◆ TO DO:
The word "event": say how many lines of the data below contain it, and give the number alone.

◆ LISTED ENTRIES:
********

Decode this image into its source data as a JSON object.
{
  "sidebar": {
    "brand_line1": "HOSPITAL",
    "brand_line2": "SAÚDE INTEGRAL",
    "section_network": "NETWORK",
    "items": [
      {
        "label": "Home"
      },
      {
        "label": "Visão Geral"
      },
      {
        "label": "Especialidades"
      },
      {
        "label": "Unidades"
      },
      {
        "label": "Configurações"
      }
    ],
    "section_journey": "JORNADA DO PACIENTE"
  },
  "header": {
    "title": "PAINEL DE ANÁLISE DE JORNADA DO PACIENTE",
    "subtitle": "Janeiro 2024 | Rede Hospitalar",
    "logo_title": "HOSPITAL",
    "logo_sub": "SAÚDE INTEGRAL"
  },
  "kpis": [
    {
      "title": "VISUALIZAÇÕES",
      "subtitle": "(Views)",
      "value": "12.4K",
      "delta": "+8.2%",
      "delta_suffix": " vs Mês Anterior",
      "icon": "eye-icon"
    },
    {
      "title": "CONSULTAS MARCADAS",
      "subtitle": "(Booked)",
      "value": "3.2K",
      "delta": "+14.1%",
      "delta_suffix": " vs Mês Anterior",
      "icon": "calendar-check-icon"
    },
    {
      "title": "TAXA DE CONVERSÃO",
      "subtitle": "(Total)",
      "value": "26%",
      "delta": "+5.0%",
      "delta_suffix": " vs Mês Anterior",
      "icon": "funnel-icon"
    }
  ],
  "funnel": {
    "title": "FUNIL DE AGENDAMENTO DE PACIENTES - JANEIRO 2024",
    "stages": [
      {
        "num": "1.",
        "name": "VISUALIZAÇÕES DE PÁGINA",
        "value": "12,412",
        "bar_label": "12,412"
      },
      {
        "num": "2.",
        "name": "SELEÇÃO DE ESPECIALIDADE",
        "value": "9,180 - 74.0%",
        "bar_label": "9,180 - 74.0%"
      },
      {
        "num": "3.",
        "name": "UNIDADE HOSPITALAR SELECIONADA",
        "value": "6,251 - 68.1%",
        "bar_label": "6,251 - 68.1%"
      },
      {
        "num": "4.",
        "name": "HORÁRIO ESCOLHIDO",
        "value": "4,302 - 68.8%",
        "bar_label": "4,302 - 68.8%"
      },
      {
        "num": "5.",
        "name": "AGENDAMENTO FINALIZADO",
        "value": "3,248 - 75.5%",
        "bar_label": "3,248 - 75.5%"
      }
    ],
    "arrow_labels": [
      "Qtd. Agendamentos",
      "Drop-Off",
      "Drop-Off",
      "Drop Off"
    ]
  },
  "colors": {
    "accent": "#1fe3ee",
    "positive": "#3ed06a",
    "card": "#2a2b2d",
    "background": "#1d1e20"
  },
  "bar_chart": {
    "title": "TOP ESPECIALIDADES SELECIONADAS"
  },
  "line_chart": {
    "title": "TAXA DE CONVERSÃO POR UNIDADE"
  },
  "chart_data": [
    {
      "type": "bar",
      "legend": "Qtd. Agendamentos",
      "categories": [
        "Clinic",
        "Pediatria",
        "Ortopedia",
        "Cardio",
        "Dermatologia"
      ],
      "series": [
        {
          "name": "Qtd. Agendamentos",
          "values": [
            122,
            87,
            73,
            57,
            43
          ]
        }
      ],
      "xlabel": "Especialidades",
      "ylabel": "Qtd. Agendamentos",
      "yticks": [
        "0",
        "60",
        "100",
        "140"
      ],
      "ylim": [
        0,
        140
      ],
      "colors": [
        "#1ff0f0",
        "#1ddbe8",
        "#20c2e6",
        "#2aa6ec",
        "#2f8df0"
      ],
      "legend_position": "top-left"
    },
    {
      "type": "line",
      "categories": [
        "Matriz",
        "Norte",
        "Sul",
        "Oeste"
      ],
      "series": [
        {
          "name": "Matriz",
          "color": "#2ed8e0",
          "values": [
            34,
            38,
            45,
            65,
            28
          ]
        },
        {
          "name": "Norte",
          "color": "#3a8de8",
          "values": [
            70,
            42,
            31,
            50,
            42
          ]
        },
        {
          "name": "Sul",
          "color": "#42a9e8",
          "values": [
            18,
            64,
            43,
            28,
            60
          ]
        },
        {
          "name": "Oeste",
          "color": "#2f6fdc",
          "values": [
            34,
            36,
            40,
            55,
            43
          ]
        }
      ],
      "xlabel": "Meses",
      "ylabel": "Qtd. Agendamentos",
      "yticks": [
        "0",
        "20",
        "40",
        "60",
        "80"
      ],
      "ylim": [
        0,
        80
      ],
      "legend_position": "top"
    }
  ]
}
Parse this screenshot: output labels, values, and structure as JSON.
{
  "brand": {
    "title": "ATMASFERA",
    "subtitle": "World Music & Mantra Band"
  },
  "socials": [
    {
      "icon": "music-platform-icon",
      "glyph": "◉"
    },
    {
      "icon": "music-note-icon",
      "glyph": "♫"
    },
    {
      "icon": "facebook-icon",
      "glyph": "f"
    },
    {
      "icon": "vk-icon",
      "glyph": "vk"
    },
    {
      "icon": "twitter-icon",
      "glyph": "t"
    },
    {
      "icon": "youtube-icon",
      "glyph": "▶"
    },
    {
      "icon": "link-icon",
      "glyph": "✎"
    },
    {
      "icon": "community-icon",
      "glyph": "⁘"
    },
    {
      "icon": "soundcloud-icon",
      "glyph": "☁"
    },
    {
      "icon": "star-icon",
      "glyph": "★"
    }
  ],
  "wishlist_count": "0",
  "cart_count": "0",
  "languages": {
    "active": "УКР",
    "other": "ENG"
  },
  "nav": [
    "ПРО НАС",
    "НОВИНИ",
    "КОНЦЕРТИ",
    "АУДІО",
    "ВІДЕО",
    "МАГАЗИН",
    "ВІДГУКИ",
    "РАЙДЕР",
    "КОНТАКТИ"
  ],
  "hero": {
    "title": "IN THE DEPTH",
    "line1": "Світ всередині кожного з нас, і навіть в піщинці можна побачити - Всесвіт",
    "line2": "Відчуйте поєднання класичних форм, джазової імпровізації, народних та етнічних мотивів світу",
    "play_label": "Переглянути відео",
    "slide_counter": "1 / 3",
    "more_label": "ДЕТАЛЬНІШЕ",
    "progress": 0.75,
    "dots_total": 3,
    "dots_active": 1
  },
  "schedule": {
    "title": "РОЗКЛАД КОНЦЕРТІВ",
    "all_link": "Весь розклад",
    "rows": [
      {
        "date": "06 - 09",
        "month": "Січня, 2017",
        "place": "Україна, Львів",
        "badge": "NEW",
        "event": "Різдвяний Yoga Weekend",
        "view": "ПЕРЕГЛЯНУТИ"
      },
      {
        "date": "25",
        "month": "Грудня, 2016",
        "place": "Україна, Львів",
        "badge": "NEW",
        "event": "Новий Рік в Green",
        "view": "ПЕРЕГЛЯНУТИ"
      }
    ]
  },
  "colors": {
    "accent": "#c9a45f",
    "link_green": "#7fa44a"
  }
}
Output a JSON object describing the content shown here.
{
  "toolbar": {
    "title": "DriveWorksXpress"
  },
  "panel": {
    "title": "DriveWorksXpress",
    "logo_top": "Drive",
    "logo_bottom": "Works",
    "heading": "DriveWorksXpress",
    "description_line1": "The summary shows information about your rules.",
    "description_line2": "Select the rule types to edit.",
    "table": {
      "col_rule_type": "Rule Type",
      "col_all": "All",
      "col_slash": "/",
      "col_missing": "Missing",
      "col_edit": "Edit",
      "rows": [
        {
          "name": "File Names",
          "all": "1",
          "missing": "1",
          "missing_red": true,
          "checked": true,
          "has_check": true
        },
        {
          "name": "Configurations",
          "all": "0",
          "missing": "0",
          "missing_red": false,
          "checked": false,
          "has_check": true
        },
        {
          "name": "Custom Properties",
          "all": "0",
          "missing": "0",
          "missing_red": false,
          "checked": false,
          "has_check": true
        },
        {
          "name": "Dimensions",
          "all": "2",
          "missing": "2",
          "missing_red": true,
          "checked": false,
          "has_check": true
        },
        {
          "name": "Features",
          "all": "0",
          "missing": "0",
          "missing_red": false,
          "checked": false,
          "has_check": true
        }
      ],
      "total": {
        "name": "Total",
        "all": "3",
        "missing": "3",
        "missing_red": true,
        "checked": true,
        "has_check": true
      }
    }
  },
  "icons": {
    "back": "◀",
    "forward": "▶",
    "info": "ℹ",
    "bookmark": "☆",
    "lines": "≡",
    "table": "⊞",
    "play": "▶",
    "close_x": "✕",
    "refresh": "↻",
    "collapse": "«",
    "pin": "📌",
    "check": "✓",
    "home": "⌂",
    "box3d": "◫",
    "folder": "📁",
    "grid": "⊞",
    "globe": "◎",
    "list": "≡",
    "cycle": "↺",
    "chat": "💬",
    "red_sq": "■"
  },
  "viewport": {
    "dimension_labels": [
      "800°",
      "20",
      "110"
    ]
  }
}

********

◆ RESPONSE AREA:
2